2.4.5 The objection of the appellant based on the combination of D8 with D10 is thus based on an ex-post-facto analysis with hindsight knowledge of the invention. In fact, the appellant has not given any reason why the skilled person would have turned to D10 to solve the above technical problem.
2.4.6 D9 discloses a unit for the formation of sticks comprising a stick press (extruder), a soda bath, a notching device, and an oven (see page 4, left-hand column). The process for the production of snacks of D9 is thus closely related to the one disclosed in D8. The appellant relied on the first sentence of the second paragraph from the bottom of page 2 of D9, stating that "This brochure contains information on a WP production line for the manufacture of both sticks and pretzels ..." to argue again that the use of a sheet-like dough would be an obvious alternative to the use of an extruder.
2.4.7 The board can also not follow this objection. In D9 sticks are prepared only using an extruder. That other products could be prepared using a different method cannot be seen as a hint to the use of a sheet-like dough in the process of D8. D9 gives no hint to the claimed method.
2.5 During the oral proceedings before the board the appellant relied on an alternative inventive step attack and argued that the problem was not solved over the whole scope of the claim.

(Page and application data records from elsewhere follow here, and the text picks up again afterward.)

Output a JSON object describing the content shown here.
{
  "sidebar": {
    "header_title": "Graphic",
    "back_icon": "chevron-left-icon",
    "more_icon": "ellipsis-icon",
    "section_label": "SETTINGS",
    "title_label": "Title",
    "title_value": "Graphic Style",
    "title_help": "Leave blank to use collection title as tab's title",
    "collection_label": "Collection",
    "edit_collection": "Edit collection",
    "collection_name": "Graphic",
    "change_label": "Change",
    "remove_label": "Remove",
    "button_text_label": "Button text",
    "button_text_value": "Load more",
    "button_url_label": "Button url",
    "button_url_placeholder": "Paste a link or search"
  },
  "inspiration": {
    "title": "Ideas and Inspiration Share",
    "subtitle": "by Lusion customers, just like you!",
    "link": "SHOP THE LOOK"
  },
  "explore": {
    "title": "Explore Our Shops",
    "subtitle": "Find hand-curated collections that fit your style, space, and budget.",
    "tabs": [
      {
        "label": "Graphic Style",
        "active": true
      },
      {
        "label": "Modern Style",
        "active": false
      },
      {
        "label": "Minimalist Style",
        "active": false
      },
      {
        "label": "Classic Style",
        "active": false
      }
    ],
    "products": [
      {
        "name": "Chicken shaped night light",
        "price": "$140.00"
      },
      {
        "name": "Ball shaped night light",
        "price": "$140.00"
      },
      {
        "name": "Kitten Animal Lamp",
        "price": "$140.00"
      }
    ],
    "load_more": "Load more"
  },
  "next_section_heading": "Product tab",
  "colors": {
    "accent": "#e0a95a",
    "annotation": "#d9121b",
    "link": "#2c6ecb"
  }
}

It argued that it had not been shown how certain embodiments falling within the scope of the claim could be made, namely the production of "round" sticks and/or of sticks having a cross-sectional width of e.g. 1 mm.
2.5.1 The board noted during the oral proceedings that this objection appeared to relate to sufficiency of disclosure, a new ground of opposition, rather than to inventive step. The respondent did not give its consent to the introduction of this fresh ground for opposition. The appellant insisted that the objection related to inventive step.

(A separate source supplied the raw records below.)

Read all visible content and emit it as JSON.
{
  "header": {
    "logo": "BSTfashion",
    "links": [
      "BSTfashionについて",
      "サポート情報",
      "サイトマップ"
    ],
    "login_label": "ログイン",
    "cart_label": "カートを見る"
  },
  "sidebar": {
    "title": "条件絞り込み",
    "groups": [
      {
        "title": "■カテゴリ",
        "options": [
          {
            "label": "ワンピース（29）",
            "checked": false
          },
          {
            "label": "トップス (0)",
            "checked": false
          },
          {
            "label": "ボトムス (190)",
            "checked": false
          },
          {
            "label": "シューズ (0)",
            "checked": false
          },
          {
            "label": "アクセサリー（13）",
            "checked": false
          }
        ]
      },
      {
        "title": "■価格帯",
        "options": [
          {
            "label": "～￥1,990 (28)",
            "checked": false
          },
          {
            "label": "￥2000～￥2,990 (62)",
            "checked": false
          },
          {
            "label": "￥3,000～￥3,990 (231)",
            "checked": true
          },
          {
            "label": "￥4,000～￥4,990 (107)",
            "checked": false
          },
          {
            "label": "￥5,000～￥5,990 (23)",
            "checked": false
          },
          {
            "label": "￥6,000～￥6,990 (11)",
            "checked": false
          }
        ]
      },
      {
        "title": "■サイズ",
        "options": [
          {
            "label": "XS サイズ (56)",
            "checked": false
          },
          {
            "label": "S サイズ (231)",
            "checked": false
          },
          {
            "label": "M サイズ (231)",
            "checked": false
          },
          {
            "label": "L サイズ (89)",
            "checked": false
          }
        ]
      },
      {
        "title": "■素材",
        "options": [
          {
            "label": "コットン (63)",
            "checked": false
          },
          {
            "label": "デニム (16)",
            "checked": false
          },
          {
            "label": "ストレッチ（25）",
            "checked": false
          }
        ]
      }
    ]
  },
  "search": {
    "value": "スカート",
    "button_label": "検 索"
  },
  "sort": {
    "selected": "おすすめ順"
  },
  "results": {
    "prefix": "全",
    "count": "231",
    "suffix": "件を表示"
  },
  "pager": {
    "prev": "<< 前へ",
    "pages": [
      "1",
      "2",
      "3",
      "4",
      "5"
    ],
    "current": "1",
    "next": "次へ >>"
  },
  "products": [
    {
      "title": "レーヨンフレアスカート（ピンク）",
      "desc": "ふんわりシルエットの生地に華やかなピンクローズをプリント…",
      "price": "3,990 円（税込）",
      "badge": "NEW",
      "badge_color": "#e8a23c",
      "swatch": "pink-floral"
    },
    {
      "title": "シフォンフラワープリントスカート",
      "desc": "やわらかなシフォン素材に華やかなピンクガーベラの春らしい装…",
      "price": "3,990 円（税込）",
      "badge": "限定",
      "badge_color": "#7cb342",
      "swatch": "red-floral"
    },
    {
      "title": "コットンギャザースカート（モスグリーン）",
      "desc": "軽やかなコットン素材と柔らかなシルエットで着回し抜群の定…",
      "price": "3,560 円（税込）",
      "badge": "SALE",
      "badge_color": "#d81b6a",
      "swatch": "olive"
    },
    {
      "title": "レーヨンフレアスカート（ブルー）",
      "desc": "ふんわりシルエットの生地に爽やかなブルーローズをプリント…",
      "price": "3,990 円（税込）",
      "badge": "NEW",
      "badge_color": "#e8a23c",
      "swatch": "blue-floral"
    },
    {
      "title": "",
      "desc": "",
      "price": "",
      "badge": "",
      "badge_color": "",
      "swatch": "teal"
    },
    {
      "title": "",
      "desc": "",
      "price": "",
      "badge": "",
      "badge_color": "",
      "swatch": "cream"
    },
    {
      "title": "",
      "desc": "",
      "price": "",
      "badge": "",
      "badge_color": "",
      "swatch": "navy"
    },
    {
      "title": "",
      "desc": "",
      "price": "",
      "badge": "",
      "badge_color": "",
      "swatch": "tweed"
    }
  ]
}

2.5.2 Even if one considers this objection under Article 56 EPC, it fails, because it seems to arise from a wrong understanding of the claim. According to EPO practice, a claim should be interpreted by a mind willing to understand, not by a mind desirous of misunderstanding (see Case Law of the Boards of Appeal of the EPO, 8th edition 2016, Section II.A.6.1).
2.5.3 The appellant relied on feature (a) of claim 1 defining in general terms the snack to be obtained, to argue that certain embodiments were covered (or not excluded) by claim 1. At the same time it ignored, features (b) to (g) of claim 1 that specify the process steps that are to be carried out to obtain the snack. These steps further contribute to defining the "final" snack that is obtained according to feature (a).

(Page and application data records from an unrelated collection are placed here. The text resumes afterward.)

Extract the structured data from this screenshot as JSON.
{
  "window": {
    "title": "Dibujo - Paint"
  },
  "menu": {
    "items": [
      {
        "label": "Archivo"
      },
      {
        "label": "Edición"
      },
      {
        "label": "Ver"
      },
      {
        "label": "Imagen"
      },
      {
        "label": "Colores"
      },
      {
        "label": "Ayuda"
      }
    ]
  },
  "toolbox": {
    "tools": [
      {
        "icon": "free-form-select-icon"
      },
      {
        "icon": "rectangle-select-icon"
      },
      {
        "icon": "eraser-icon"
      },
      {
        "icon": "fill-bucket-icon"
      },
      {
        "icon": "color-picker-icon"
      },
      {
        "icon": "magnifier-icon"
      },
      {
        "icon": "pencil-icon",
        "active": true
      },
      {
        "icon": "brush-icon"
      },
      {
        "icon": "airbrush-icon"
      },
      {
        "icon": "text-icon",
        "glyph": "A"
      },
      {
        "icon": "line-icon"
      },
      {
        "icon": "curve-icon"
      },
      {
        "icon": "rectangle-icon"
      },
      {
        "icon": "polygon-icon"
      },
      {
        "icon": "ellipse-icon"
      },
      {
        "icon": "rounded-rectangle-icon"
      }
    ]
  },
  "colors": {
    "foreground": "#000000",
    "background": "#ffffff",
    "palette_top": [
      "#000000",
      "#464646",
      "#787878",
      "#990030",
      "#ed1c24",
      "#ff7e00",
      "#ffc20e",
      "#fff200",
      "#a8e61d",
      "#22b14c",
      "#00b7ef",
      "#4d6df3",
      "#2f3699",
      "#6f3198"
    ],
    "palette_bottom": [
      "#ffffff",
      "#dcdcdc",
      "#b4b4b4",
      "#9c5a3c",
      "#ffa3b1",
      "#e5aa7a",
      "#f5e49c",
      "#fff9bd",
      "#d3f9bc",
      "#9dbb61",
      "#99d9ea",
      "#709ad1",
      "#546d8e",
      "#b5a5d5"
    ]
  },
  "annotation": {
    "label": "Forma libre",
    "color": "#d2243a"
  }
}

2.5.4 Thus, with regard to a process starting from a dough in a string-like shape having a width of 2 mm to 3 mm that normally further expands during baking, it is, to say the least, unreasonable to argue that such a process would envisage sticks having a cross-sectional width of 1 mm.
2.5.5 As to the further argument that there was no information about how to prepare "round" sticks, the board notes that claim 1 does not require the preparation of rounded snacks. Apart from that, as stated above, a dough in a string-like shape having a width of 2 mm to 3 mm normally further expands during baking, taking on a somewhat rounded form.
2.5.6 In view of the above, the appellant's alternative inventive step-attack is flawed from the outset.
2.6 In summary, the subject-matter of claim 1, and by the same token of dependent claim 2, involves an inventive step.
For these reasons it is decided that:
The appeal is dismissed.